On this coming Monday or Tuesday, I'll be asking the Director of Sales and Marketing at one of the most prestigious local businesses for $100,000.
I have all manner of charts, research, data, and numbers showing why this is an exceptionally good idea that will have a fantastic ROI - and it is a good deal. But still, it's mildly terrifying to present in that sphere. Part of what I'm going to do is go in and ask for a considerable sum of money, but I'm trying to build a different sort of relationship than most people would think. If they choose my company, we'll be producing lots of good work for high pay - but I'm trying to build something other an exchange-based relationship. What's an exchange-based relationship? SebastianMarshall.com: Strategy, Philosophy, Self-Discipline, Science. Victory. Just got a comment on "Having Your Own Ethics is Lonely" by a reader. He asked one of the hardest questions about becoming successful - what happens when you're improving when your friends aren't? I found this blog because I'm looking for advice.
I've realized four years ago that I was unhappy with myself. 3 Steps to New Habits. Top 10 Mistakes in Behavior Change. Have You Ever Tried to Sell a Diamond? - Magazine. An unruly market may undo the work of a giant cartel and of an inspired, decades-long ad campaign The diamond invention—the creation of the idea that diamonds are rare and valuable, and are essential signs of esteem—is a relatively recent development in the history of the diamond trade. Until the late nineteenth century, diamonds were found only in a few riverbeds in India and in the jungles of Brazil, and the entire world production of gem diamonds amounted to a few pounds a year.

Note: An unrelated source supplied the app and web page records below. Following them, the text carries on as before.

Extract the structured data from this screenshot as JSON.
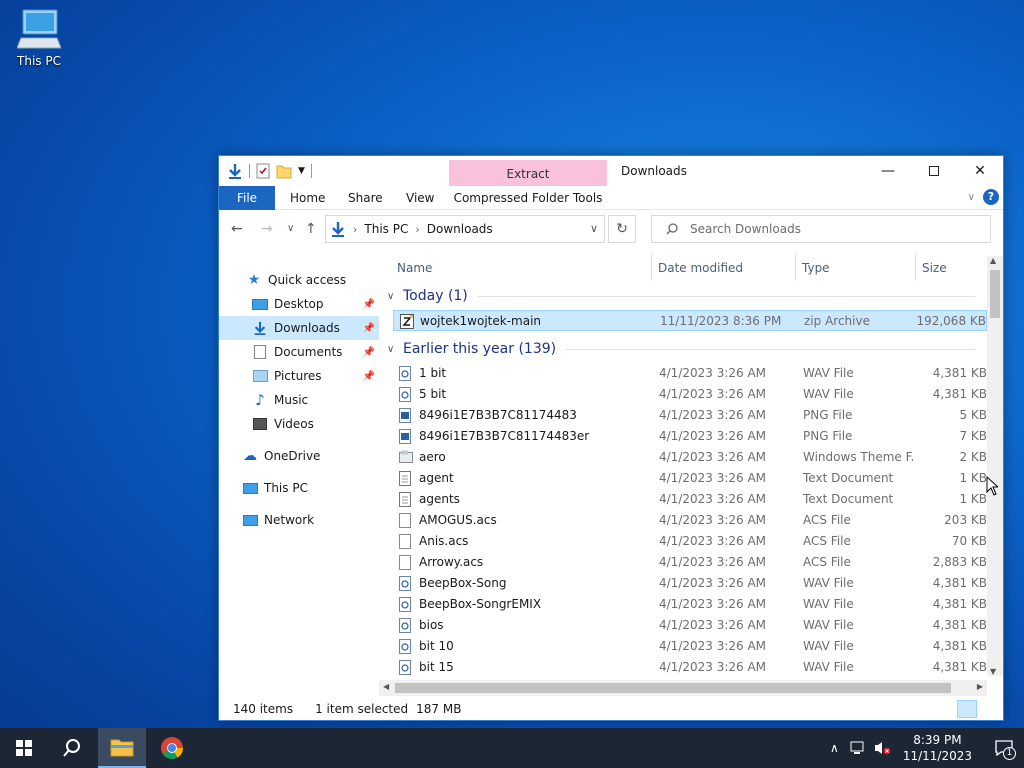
{
  "desktop": {
    "icon_label": "This PC"
  },
  "window": {
    "title": "Downloads",
    "context_tab": "Extract",
    "context_subtab": "Compressed Folder Tools",
    "tabs": {
      "file": "File",
      "home": "Home",
      "share": "Share",
      "view": "View"
    }
  },
  "address": {
    "crumbs": [
      "This PC",
      "Downloads"
    ]
  },
  "search": {
    "placeholder": "Search Downloads"
  },
  "nav": {
    "quick_access": "Quick access",
    "desktop": "Desktop",
    "downloads": "Downloads",
    "documents": "Documents",
    "pictures": "Pictures",
    "music": "Music",
    "videos": "Videos",
    "onedrive": "OneDrive",
    "this_pc": "This PC",
    "network": "Network"
  },
  "columns": {
    "name": "Name",
    "date": "Date modified",
    "type": "Type",
    "size": "Size"
  },
  "groups": {
    "today": "Today (1)",
    "earlier": "Earlier this year (139)"
  },
  "today_files": [
    {
      "name": "wojtek1wojtek-main",
      "date": "11/11/2023 8:36 PM",
      "type": "zip Archive",
      "size": "192,068 KB",
      "icon": "zip-icon"
    }
  ],
  "files": [
    {
      "name": "1 bit",
      "date": "4/1/2023 3:26 AM",
      "type": "WAV File",
      "size": "4,381 KB",
      "icon": "audio-file-icon"
    },
    {
      "name": "5 bit",
      "date": "4/1/2023 3:26 AM",
      "type": "WAV File",
      "size": "4,381 KB",
      "icon": "audio-file-icon"
    },
    {
      "name": "8496i1E7B3B7C81174483",
      "date": "4/1/2023 3:26 AM",
      "type": "PNG File",
      "size": "5 KB",
      "icon": "image-file-icon"
    },
    {
      "name": "8496i1E7B3B7C81174483er",
      "date": "4/1/2023 3:26 AM",
      "type": "PNG File",
      "size": "7 KB",
      "icon": "image-file-icon"
    },
    {
      "name": "aero",
      "date": "4/1/2023 3:26 AM",
      "type": "Windows Theme F...",
      "size": "2 KB",
      "icon": "theme-file-icon"
    },
    {
      "name": "agent",
      "date": "4/1/2023 3:26 AM",
      "type": "Text Document",
      "size": "1 KB",
      "icon": "text-file-icon"
    },
    {
      "name": "agents",
      "date": "4/1/2023 3:26 AM",
      "type": "Text Document",
      "size": "1 KB",
      "icon": "text-file-icon"
    },
    {
      "name": "AMOGUS.acs",
      "date": "4/1/2023 3:26 AM",
      "type": "ACS File",
      "size": "203 KB",
      "icon": "blank-file-icon"
    },
    {
      "name": "Anis.acs",
      "date": "4/1/2023 3:26 AM",
      "type": "ACS File",
      "size": "70 KB",
      "icon": "blank-file-icon"
    },
    {
      "name": "Arrowy.acs",
      "date": "4/1/2023 3:26 AM",
      "type": "ACS File",
      "size": "2,883 KB",
      "icon": "blank-file-icon"
    },
    {
      "name": "BeepBox-Song",
      "date": "4/1/2023 3:26 AM",
      "type": "WAV File",
      "size": "4,381 KB",
      "icon": "audio-file-icon"
    },
    {
      "name": "BeepBox-SongrEMIX",
      "date": "4/1/2023 3:26 AM",
      "type": "WAV File",
      "size": "4,381 KB",
      "icon": "audio-file-icon"
    },
    {
      "name": "bios",
      "date": "4/1/2023 3:26 AM",
      "type": "WAV File",
      "size": "4,381 KB",
      "icon": "audio-file-icon"
    },
    {
      "name": "bit 10",
      "date": "4/1/2023 3:26 AM",
      "type": "WAV File",
      "size": "4,381 KB",
      "icon": "audio-file-icon"
    },
    {
      "name": "bit 15",
      "date": "4/1/2023 3:26 AM",
      "type": "WAV File",
      "size": "4,381 KB",
      "icon": "audio-file-icon"
    }
  ],
  "status": {
    "items": "140 items",
    "selected": "1 item selected",
    "size": "187 MB"
  },
  "clock": {
    "time": "8:39 PM",
    "date": "11/11/2023"
  },
  "notifications": {
    "count": "1"
  },
  "colors": {
    "accent": "#1a66c0",
    "selection": "#cce8ff",
    "group_header": "#1e3287",
    "context_tab": "#f9c1dc"
  }
}
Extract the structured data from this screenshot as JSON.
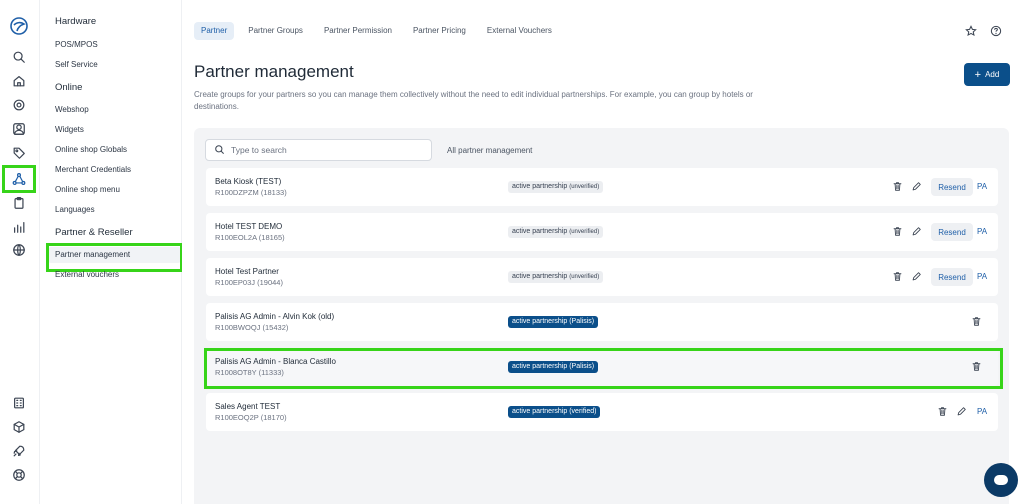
{
  "app": {
    "accent": "#0b4f8a",
    "highlight": "#37d419"
  },
  "rail": {
    "icons": [
      "logo-icon",
      "search-icon",
      "home-icon",
      "gear-icon",
      "contacts-icon",
      "tag-icon",
      "partner-network-icon",
      "clipboard-icon",
      "bar-chart-icon",
      "globe-icon",
      "building-icon",
      "box-icon",
      "rocket-icon",
      "lifebuoy-icon"
    ]
  },
  "subnav": {
    "sections": [
      {
        "title": "Hardware",
        "items": [
          "POS/MPOS",
          "Self Service"
        ]
      },
      {
        "title": "Online",
        "items": [
          "Webshop",
          "Widgets",
          "Online shop Globals",
          "Merchant Credentials",
          "Online shop menu",
          "Languages"
        ]
      },
      {
        "title": "Partner & Reseller",
        "items": [
          "Partner management",
          "External vouchers"
        ]
      }
    ]
  },
  "tabs": [
    "Partner",
    "Partner Groups",
    "Partner Permission",
    "Partner Pricing",
    "External Vouchers"
  ],
  "page": {
    "title": "Partner management",
    "description": "Create groups for your partners so you can manage them collectively without the need to edit individual partnerships. For example, you can group by hotels or destinations.",
    "add_label": "Add"
  },
  "filters": {
    "search_placeholder": "Type to search",
    "all_label": "All partner management"
  },
  "partners": [
    {
      "name": "Beta Kiosk (TEST)",
      "code": "R100DZPZM (18133)",
      "status": "active partnership",
      "status_note": "(unverified)",
      "kind": "unverified",
      "resend": "Resend",
      "pa": "PA"
    },
    {
      "name": "Hotel TEST DEMO",
      "code": "R100EOL2A (18165)",
      "status": "active partnership",
      "status_note": "(unverified)",
      "kind": "unverified",
      "resend": "Resend",
      "pa": "PA"
    },
    {
      "name": "Hotel Test Partner",
      "code": "R100EP03J (19044)",
      "status": "active partnership",
      "status_note": "(unverified)",
      "kind": "unverified",
      "resend": "Resend",
      "pa": "PA"
    },
    {
      "name": "Palisis AG Admin - Alvin Kok (old)",
      "code": "R100BWOQJ (15432)",
      "status": "active partnership",
      "status_note": "(Palisis)",
      "kind": "palisis"
    },
    {
      "name": "Palisis AG Admin - Blanca Castillo",
      "code": "R1008OT8Y (11333)",
      "status": "active partnership",
      "status_note": "(Palisis)",
      "kind": "palisis"
    },
    {
      "name": "Sales Agent TEST",
      "code": "R100EOQ2P (18170)",
      "status": "active partnership",
      "status_note": "(verified)",
      "kind": "verified",
      "pa": "PA"
    }
  ]
}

In 1870, however, huge diamond mines were discovered near the Orange River, in South Africa, where diamonds were soon being scooped out by the ton. Suddenly, the market was deluged with diamonds. The British financiers who had organized the South African mines quickly realized that their investment was endangered; diamonds had little intrinsic value—and their price depended almost entirely on their scarcity. The Science of Why We Don't Believe Science. Tajimoto comments on 24 year old who suffered social anxiety his entire life. I finally conquered it. IAmA.
How external cues make us overeat.